(Beginning of Entries shown)

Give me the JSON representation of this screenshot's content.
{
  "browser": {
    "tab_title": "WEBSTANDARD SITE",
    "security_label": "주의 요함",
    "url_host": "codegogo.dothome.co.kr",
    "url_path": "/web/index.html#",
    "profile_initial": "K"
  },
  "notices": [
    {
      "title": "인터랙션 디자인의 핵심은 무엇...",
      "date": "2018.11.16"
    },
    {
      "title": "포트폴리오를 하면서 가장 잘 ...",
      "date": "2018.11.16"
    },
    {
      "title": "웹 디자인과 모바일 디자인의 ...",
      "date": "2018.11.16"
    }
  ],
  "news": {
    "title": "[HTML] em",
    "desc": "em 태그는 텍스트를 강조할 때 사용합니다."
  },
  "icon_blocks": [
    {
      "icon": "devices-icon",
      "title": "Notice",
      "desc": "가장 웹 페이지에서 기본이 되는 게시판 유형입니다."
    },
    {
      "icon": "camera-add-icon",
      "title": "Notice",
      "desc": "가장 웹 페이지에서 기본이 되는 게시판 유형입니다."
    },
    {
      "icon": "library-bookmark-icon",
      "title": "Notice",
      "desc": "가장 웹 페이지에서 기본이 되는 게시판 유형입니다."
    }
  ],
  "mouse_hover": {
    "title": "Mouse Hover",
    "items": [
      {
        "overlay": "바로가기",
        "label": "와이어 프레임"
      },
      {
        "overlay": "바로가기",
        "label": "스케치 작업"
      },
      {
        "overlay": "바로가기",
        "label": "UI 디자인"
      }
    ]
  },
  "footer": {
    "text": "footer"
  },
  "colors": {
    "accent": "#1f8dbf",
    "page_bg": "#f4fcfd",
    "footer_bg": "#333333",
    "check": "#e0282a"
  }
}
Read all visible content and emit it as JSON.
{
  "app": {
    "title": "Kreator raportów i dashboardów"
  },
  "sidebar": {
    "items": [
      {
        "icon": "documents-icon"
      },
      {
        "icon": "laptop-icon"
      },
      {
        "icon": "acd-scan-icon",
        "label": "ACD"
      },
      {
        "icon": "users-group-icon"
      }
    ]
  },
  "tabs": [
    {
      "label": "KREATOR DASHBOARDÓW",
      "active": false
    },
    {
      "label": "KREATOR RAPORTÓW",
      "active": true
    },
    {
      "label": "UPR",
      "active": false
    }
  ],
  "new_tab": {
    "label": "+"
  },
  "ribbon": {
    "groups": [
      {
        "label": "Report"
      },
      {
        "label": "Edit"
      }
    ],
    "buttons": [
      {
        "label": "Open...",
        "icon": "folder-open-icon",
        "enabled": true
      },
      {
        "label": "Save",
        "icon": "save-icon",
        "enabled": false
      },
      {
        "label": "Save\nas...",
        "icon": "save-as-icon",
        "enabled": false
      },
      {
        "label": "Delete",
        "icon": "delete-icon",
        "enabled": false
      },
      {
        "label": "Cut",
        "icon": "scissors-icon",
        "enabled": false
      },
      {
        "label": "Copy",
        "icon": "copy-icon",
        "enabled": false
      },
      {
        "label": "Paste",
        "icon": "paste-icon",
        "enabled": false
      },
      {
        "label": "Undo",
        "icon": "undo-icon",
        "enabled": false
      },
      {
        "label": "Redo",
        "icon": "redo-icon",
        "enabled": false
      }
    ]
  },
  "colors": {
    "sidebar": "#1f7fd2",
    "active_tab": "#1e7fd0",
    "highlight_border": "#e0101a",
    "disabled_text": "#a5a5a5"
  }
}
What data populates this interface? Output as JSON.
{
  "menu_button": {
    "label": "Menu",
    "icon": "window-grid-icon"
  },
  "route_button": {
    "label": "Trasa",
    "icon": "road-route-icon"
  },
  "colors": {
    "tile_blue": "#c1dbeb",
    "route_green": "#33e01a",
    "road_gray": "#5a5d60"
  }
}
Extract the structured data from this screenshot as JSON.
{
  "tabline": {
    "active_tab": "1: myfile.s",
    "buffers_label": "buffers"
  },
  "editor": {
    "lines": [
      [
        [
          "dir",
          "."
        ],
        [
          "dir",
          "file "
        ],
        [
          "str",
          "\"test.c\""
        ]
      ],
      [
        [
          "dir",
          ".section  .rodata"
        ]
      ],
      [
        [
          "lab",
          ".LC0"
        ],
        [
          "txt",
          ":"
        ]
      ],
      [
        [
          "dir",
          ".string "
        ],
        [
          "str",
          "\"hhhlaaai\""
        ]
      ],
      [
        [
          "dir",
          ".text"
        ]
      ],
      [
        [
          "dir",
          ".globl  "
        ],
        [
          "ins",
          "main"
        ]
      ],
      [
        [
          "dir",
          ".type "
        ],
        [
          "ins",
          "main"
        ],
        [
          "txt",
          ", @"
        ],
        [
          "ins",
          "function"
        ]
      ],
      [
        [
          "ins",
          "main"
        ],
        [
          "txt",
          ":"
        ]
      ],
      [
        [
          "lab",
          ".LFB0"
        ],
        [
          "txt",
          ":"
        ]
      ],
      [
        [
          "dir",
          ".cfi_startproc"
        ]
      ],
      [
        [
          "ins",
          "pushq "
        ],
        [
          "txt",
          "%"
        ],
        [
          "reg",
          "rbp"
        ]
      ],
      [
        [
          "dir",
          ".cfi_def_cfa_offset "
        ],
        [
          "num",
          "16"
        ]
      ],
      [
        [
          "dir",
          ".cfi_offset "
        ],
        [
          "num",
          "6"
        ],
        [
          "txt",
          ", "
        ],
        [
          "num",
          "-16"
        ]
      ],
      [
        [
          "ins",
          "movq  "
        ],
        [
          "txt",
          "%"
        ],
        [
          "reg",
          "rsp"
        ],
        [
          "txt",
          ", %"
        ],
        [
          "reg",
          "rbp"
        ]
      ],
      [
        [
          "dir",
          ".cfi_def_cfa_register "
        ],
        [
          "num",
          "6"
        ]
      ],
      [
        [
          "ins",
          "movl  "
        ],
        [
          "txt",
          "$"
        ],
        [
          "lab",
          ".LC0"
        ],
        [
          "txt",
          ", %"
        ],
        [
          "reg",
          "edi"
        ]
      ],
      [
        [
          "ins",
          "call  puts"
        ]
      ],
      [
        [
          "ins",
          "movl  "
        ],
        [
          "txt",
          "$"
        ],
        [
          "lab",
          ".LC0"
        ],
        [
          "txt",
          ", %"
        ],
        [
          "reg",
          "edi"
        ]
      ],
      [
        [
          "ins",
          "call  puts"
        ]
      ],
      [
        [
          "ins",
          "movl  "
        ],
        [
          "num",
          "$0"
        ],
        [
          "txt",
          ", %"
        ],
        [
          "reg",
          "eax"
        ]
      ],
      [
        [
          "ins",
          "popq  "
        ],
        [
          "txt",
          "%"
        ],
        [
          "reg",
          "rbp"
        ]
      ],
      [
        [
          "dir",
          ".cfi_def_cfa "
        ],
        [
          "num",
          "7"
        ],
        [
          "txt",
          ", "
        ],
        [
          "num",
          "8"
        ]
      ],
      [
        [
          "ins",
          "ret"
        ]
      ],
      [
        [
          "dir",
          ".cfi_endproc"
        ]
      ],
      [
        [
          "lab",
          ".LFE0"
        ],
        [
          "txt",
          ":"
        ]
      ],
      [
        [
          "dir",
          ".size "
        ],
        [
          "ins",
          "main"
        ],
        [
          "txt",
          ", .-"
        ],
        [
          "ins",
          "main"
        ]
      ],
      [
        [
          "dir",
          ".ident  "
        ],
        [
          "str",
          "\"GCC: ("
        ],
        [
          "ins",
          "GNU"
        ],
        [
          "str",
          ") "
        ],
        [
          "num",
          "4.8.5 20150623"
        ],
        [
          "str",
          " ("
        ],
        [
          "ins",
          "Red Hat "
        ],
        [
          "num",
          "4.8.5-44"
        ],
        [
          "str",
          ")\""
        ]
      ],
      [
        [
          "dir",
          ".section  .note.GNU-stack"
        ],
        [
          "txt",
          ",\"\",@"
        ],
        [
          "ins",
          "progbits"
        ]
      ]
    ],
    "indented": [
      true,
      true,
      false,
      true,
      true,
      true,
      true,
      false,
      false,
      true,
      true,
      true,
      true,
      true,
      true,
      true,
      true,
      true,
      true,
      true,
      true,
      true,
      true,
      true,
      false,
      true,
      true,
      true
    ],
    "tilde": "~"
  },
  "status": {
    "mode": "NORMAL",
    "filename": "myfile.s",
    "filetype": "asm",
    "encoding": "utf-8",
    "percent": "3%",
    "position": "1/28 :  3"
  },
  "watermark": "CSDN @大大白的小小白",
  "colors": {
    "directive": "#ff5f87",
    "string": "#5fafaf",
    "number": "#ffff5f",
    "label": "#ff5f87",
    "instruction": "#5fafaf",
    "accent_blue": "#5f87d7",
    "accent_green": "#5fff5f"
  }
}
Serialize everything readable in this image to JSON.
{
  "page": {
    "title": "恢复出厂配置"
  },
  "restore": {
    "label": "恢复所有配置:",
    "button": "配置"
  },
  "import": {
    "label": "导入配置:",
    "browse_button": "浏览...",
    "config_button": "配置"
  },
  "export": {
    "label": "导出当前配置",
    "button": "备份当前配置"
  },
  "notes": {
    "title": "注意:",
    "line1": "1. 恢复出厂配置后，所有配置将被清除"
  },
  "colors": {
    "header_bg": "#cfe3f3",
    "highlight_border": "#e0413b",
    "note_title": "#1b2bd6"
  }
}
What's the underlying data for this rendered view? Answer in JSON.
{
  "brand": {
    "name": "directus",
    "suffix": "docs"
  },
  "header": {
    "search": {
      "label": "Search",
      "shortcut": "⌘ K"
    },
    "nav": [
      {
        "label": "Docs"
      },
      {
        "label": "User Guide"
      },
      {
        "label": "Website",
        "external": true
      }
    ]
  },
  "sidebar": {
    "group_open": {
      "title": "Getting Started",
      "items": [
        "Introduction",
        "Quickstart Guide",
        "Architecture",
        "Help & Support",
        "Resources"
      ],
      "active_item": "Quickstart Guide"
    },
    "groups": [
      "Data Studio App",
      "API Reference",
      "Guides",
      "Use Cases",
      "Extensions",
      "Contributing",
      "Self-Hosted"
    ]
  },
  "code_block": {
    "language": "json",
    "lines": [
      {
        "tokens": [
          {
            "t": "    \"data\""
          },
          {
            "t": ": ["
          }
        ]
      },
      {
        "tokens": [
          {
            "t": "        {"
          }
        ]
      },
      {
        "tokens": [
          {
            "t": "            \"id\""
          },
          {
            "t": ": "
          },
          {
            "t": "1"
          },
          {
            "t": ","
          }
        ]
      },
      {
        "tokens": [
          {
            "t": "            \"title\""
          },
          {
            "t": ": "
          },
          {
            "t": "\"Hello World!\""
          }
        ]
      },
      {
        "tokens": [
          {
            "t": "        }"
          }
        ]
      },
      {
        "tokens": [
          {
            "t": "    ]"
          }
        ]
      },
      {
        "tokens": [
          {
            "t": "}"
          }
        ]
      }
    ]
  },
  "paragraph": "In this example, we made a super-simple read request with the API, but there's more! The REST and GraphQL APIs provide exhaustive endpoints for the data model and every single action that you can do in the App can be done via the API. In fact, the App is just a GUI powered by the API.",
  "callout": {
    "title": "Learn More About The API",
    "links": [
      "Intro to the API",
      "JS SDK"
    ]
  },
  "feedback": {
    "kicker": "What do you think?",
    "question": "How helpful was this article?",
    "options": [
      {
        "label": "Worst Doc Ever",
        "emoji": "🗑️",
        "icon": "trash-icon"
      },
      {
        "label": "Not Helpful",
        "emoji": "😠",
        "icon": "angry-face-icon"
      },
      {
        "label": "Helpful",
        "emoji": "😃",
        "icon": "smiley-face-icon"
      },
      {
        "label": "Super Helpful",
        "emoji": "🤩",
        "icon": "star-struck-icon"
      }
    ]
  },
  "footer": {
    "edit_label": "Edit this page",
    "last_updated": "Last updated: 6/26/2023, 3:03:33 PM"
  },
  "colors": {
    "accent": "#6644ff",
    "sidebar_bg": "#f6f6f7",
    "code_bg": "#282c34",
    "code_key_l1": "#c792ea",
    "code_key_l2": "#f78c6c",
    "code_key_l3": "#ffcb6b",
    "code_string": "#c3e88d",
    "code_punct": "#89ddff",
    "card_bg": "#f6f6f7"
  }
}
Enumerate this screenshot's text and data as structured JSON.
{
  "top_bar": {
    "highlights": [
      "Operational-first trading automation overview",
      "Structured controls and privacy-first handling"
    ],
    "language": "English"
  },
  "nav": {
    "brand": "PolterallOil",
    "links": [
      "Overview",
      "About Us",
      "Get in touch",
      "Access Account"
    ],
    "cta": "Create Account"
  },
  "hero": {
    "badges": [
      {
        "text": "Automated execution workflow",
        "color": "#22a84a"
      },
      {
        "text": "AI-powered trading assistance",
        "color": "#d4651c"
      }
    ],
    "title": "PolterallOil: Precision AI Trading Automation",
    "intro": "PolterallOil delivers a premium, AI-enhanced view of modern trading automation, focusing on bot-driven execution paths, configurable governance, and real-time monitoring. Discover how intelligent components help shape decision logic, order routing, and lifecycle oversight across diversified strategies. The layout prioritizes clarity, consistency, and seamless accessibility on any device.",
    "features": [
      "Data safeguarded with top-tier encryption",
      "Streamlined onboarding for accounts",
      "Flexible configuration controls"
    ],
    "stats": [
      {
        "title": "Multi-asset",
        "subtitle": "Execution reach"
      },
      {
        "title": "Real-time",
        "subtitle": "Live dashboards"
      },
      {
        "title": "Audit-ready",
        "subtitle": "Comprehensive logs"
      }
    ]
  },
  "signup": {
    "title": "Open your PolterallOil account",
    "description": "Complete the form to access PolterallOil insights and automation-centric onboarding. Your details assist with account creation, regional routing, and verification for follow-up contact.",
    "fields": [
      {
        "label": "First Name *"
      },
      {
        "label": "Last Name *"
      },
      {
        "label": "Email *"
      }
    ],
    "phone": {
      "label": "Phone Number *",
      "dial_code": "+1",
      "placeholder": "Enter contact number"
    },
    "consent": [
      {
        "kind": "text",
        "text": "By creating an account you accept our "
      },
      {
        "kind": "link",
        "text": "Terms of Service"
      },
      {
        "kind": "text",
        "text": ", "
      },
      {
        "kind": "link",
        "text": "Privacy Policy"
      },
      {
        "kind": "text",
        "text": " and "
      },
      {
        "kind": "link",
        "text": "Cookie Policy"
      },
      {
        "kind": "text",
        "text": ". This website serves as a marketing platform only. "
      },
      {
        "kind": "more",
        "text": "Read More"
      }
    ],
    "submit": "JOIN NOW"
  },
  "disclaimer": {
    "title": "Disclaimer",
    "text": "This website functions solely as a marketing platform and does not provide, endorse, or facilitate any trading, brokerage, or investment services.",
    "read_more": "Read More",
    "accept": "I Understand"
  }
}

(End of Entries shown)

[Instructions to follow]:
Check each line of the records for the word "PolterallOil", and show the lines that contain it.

[Task answer]:
    "brand": "PolterallOil",
    "title": "PolterallOil: Precision AI Trading Automation",
    "intro": "PolterallOil delivers a premium, AI-enhanced view of modern trading automation, focusing on bot-driven execution paths, configurable governance, and real-time monitoring. Discover how intelligent components help shape decision logic, order routing, and lifecycle oversight across diversified strategies. The layout prioritizes clarity, consistency, and seamless accessibility on any device.",
    "title": "Open your PolterallOil account",
    "description": "Complete the form to access PolterallOil insights and automation-centric onboarding. Your details assist with account creation, regional routing, and verification for follow-up contact.",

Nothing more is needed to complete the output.